Family Guy might be the King of pop culture references, and I think everyone knows that at this point. Every single episode contains some sort of flash reference where they make fun of a celebrity, an event, or something similar. In Season 3, Episode 3, a tobacco company buys the toy company that Peter works for. The tobacco company begins placing advertising into the children’s toys, and in one instance, they flash to an advertisement that uses the 1954 television show “Lassie” to jokingly show how companies place advertising in their products. In Season 5, Episode 14, Brian and his black roommate are watching television when the results of the OJ Simpson trial are released. Brian’s roommate is happy about the not guilty decision, while Brian is angry about the decision. Family Guy even occasionally references postmodern ideas outright, such is the case with Season 10, Episode 21, where Peter paints a picture of a family on a couch. However, instead of painting them as they are, he paints them with the two males as they are and the two females making out in their underwear. When the family gets angry about the painting, Peter says “I painted the truth. My truth.”
4. Ed, Edd, and Eddy
While Ed, Edd, and Eddy may not be current, it's still a phenomenal show with loads of postmodern tendencies. Characters on this show frequently break the Fourth Wall. For those who don't know, the “Fourth Wall” is an imaginary wall between the characters of a show or performance and the audience. One very recent example of this is Deadpool, which is a fantastic movie as well. The whole character of Deadpool is based on the idea that Deadpool knows he's a character in a fictional universe, and he loves pop culture references and talking to his audience. In Season 2, Episode 4, Eddy decides to create a show where the kids in the cul-de-sac can showcase their talents. He has them audition, and when Rolf comes to audition he says his piece is called “the dance of the hairless otter” to which Eddy responds “Next! There’s no budget for subtitles.” In Season 2, Episode 13, Edd says “I think I’ve lost ten pounds this season!”
5. Breaking Bad

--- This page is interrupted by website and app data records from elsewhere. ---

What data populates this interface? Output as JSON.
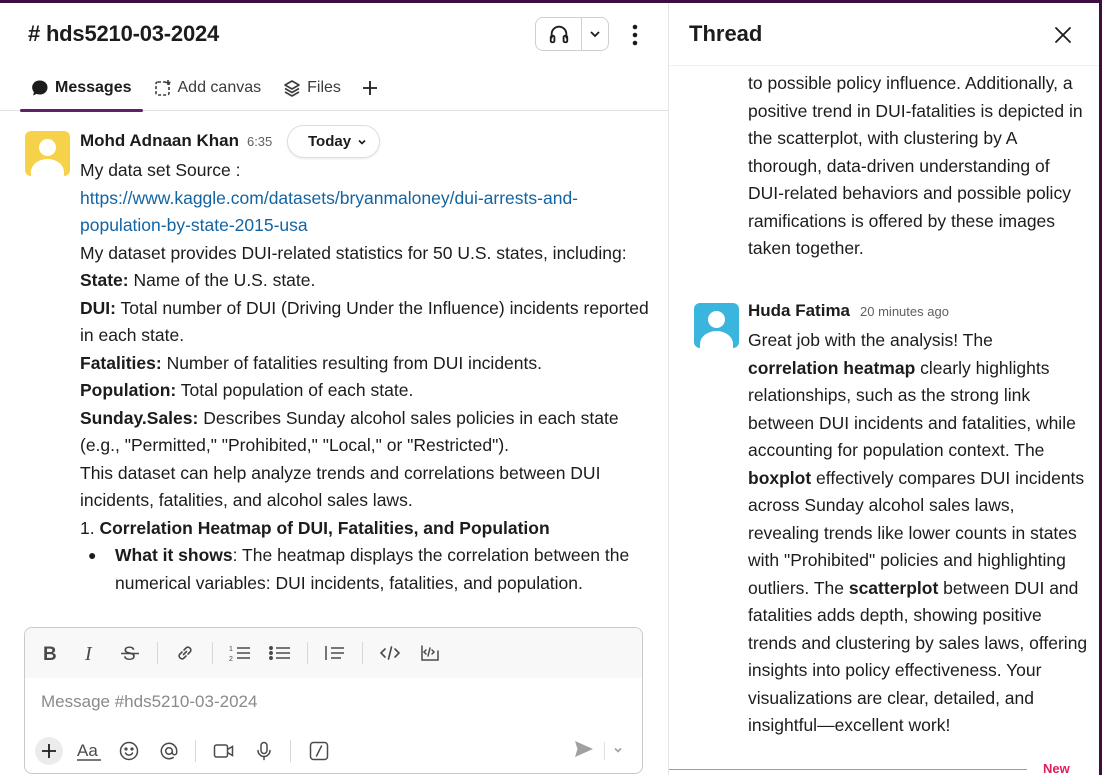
{
  "channel": {
    "name": "# hds5210-03-2024",
    "tabs": [
      {
        "label": "Messages"
      },
      {
        "label": "Add canvas"
      },
      {
        "label": "Files"
      }
    ]
  },
  "message": {
    "author": "Mohd Adnaan Khan",
    "time": "6:35",
    "date_pill": "Today",
    "line1": "My data set Source :",
    "link": "https://www.kaggle.com/datasets/bryanmaloney/dui-arrests-and-population-by-state-2015-usa",
    "intro": "My dataset provides DUI-related statistics for 50 U.S. states, including:",
    "fields": [
      {
        "name": "State:",
        "desc": " Name of the U.S. state."
      },
      {
        "name": "DUI:",
        "desc": " Total number of DUI (Driving Under the Influence) incidents reported in each state."
      },
      {
        "name": "Fatalities:",
        "desc": " Number of fatalities resulting from DUI incidents."
      },
      {
        "name": "Population:",
        "desc": " Total population of each state."
      },
      {
        "name": "Sunday.Sales:",
        "desc": " Describes Sunday alcohol sales policies in each state (e.g., \"Permitted,\" \"Prohibited,\" \"Local,\" or \"Restricted\")."
      }
    ],
    "summary": "This dataset can help analyze trends and correlations between DUI incidents, fatalities, and alcohol sales laws.",
    "list_num": "1.",
    "list_title": "Correlation Heatmap of DUI, Fatalities, and Population",
    "bullet_label": "What it shows",
    "bullet_text": ": The heatmap displays the correlation between the numerical variables: DUI incidents, fatalities, and population."
  },
  "composer": {
    "placeholder": "Message #hds5210-03-2024"
  },
  "thread": {
    "title": "Thread",
    "parent_tail": "to possible policy influence. Additionally, a positive trend in DUI-fatalities is depicted in the scatterplot, with clustering by A thorough, data-driven understanding of DUI-related behaviors and possible policy ramifications is offered by these images taken together.",
    "reply": {
      "author": "Huda Fatima",
      "time": "20 minutes ago",
      "t1": "Great job with the analysis! The ",
      "b1": "correlation heatmap",
      "t2": " clearly highlights relationships, such as the strong link between DUI incidents and fatalities, while accounting for population context. The ",
      "b2": "boxplot",
      "t3": " effectively compares DUI incidents across Sunday alcohol sales laws, revealing trends like lower counts in states with \"Prohibited\" policies and highlighting outliers. The ",
      "b3": "scatterplot",
      "t4": " between DUI and fatalities adds depth, showing positive trends and clustering by sales laws, offering insights into policy effectiveness. Your visualizations are clear, detailed, and insightful—excellent work!"
    },
    "new_label": "New"
  }
}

Breaking Bad is a very different example of postmodernism. In this series, as many of you probably already know, Walter White is a chemistry teacher at a high school, and he also works at a car wash. As a result of working at the car wash without proper safety precautions being taken, Walter ends up getting lung cancer. Also, his wife Skyler is pregnant with their second child. Walter doesn't make very much money and quickly realizes that the cancer is terminal and he isn't going to be able to leave enough money for his family to survive without him. His brother-in-law, Hank, is a DEA agent, and after seeing a meth bust on television, Walter asks to accompany Hank on one of their meth busts. Long story short, Walter ends up finding one of his former students, Jesse Pinkman, who also cooks meth, and they team up together to make the purest meth on the streets. Initially, Walter does this so he can make enough money to support his family after his death. However, as the show goes on, Walter slowly descends into wickedness. Without spoiling too much for anyone who might not have seen the show yet, Walter does some very, very awful things. He becomes coldhearted and cruel. Breaking Bad is truly one of the most fantastic television shows ever made, and I strongly recommend watching it if you haven't already. You'll love Walter in the beginning, and throughout, you'll slowly go from admiration for his strength and toughness, to disdain for the awful lengths he'll go to reach his goal, despite who it affects in the process.
These five television shows are just a handful of television shows that showcase the existence of postmodernism in television. The examples given are also only a handful compared to the number of examples you'll find in each of these shows.